Now that the U.S. Supreme Court has dealt with Arizona’s controversial immigration law, what will happen in states with similar laws? What will be the impact on produce operations that rely on migrant work crews?

While striking down three provisions in the Arizona law — all immigrants must obtain or carry immigration registration papers; law enforcement can arrest suspected undocumented workers without a warrant; it is a crime for the undocumented to seek, or hold, a job — the Supreme Court kept in place the ability of police to check the immigration status of those they believe could be in the country illegally.

(See more here: southeastfarmpress.com/blog/more-confusion-clarification-supreme-court-s-immigration-ruling).

“For United Fresh and the produce industry, immigration and related issues have been a long-time concern and interest,” says Julie Maines of the United Fresh Produce Association.
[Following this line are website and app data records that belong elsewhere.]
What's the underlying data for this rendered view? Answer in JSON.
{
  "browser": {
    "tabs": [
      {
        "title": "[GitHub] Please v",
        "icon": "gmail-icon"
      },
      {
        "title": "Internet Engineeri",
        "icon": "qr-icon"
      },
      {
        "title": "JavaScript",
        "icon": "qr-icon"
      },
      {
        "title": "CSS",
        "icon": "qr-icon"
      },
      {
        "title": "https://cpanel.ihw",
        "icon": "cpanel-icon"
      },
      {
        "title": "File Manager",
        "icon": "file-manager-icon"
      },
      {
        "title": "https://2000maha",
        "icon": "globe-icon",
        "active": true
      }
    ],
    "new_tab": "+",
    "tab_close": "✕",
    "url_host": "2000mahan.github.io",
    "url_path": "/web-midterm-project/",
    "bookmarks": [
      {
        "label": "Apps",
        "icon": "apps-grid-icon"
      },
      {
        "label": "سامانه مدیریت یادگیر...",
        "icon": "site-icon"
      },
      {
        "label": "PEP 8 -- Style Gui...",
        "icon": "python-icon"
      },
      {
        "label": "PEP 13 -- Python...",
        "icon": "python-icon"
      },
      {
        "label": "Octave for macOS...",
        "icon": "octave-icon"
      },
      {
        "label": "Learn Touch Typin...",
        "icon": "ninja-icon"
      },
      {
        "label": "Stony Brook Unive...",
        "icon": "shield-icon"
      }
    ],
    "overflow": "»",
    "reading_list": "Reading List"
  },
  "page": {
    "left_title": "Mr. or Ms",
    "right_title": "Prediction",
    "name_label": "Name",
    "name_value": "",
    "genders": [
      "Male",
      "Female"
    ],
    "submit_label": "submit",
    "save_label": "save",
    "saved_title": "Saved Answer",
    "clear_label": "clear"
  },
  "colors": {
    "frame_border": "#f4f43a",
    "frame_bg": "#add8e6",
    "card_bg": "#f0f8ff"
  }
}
“Estimates vary, but you see consistently that well over half — even upwards of three-quarters — of the folks who work in the fields in the produce industry haven’t been born in this country. So, certainly, anything related to immigration policy is of great interest to our industry.”